We found that Science did not always ensure that for-profit grantees were compliant with audit regulations, including unaudited award expenditures, late audit report submissions, use of incorrect regulations or audit type, and incomplete reporting packages. These issues were due to Science lacking a system or tracking mechanism for monitoring grantees’ expenditures that may require an audit. Further, Science did not adequately review reporting packages or follow its reporting package review process. Finally, reduced staffing contributed to inadequate grant oversight.
Award expenditures totaling $56,835,650 that were not audited, as required per 2 Code of Federal Regulations § 910, exposes the Department to an increased risk of fraud, waste, and abuse. Therefore, we are questioning $56,835,650 in award expenditures as unresolved costs pending audit.

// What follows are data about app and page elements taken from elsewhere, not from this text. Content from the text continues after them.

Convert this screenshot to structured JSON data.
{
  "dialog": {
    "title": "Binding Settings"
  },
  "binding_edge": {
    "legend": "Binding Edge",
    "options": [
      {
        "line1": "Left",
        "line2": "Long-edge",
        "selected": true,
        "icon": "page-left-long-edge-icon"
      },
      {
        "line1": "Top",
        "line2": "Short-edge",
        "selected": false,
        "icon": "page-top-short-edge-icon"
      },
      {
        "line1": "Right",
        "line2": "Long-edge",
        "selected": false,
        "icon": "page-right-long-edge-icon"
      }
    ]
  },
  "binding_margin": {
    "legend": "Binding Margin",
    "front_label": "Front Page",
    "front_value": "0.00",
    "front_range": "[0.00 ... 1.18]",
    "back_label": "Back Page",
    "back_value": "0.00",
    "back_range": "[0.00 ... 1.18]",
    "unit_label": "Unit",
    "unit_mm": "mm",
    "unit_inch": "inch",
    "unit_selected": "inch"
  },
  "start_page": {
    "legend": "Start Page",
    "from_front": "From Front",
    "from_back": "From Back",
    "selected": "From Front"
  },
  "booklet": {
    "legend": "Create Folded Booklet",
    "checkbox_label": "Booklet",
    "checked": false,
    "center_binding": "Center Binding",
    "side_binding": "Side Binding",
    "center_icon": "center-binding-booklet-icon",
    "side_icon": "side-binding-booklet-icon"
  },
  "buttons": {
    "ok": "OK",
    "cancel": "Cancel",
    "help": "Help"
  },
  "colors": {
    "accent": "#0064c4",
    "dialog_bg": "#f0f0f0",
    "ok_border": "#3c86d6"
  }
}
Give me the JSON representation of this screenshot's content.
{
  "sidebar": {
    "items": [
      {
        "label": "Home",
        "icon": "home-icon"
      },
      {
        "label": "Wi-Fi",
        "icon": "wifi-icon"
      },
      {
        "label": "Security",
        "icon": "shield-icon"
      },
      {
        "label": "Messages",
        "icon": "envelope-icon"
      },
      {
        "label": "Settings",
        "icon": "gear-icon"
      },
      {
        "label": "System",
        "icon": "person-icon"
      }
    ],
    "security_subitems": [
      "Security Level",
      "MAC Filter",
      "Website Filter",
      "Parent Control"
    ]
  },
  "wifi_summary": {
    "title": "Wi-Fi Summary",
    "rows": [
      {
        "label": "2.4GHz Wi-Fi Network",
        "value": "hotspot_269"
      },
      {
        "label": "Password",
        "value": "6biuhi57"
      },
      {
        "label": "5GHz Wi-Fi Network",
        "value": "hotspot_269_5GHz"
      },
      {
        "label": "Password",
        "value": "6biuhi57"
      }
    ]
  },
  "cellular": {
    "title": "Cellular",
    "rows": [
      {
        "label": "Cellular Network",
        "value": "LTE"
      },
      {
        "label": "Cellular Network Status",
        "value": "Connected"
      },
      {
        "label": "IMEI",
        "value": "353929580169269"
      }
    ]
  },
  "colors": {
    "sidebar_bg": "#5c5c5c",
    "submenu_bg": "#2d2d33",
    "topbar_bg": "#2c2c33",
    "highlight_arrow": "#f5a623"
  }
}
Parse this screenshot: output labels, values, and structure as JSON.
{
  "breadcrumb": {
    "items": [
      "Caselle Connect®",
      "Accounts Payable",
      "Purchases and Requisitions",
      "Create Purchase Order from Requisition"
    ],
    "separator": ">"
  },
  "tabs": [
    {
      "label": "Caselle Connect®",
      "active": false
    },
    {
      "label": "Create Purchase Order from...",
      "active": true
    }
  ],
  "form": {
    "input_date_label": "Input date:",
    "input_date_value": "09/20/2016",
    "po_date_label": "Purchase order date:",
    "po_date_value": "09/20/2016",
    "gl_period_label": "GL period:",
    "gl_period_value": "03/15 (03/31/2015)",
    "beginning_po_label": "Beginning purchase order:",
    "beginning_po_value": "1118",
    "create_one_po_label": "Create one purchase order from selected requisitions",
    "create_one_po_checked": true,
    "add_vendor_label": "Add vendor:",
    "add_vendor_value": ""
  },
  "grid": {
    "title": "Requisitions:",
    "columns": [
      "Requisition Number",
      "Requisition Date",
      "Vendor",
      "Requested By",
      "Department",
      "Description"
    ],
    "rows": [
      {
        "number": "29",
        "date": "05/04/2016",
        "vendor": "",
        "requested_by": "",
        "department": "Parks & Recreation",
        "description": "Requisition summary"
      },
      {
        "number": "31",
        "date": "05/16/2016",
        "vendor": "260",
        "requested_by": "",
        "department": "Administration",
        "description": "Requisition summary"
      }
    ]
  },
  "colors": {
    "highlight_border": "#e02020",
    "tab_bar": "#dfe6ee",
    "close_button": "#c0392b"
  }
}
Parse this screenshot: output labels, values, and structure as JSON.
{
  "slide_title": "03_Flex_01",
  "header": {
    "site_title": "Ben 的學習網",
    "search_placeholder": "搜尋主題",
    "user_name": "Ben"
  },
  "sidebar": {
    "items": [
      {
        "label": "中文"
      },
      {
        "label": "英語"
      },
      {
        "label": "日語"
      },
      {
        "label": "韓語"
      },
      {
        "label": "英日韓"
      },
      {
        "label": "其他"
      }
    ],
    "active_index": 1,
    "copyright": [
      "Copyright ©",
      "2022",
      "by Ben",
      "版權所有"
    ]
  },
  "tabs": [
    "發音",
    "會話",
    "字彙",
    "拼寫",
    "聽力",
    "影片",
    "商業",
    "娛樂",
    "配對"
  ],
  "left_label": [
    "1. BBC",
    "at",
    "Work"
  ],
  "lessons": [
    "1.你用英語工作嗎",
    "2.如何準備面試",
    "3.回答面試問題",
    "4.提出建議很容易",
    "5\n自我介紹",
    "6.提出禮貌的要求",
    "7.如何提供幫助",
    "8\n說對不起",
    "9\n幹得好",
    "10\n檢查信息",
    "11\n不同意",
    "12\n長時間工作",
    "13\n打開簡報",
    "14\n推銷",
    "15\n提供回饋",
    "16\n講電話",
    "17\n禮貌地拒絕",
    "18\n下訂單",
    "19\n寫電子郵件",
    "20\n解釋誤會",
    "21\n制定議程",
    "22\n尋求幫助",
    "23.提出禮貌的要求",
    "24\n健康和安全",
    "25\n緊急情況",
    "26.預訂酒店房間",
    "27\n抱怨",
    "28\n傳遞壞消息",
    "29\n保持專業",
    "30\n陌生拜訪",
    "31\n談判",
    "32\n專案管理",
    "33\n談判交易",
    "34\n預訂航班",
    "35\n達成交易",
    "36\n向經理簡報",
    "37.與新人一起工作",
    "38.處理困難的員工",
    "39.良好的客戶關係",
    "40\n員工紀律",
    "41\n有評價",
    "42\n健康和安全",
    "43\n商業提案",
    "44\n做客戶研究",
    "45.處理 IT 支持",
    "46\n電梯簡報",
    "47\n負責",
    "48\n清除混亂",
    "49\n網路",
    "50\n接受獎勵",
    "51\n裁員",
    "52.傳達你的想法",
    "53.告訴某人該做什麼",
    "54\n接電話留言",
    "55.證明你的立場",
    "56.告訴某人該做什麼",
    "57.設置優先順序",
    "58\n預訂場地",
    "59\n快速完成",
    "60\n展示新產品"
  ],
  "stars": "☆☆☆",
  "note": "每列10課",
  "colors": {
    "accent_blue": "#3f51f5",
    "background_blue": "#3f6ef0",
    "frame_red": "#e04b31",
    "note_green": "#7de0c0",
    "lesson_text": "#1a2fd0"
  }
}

Not adequately reviewing the reporting package and not following the review processes increases the risk of undetected noncompliance with Federal program requirements and grant award terms and conditions. Grantees who did not have the required audits performed have a higher risk of charging unallowable costs to the Department. Although the scope of this audit was grants to for-profit grantees within Science, it is important that the Department consider the report findings across the complex because the Department received significant funding under the Infrastructure Investment and Jobs Act and Inflation Reduction Act of 2022, and some of this funding will be awarded through financial assistance instruments, including grants.
To address the issues identified in this report, we have made five recommendations that, if fully implemented, should help ensure that grantees are compliant with Federal grant audit regulations.
In response to our Final Report on Audit Coverage in Office of Science Grants, four grantees provided written responses for the purpose of clarifying or providing additional context to specific references in the report. Three grantees did not agree with the dates of independent audit reports submitted to the Office of Chief Financial Officer (OCFO). One grantee submission date was prior to the date Science had previously provided to the Office of Inspector General and one grantee concurred with the date reported. The OCFO concurred with the original submission dates provided by two grantees. However, the OCFO disagreed with the submission dates provided by the other two grantees, asserting the submission dates were later than stated by the grantees. The dates provided by the grantees differed from Science and the OCFO because the Department’s visibility into its data is lacking; however, establishing a new tracking system as recommended in our report, should reduce future discrepancies.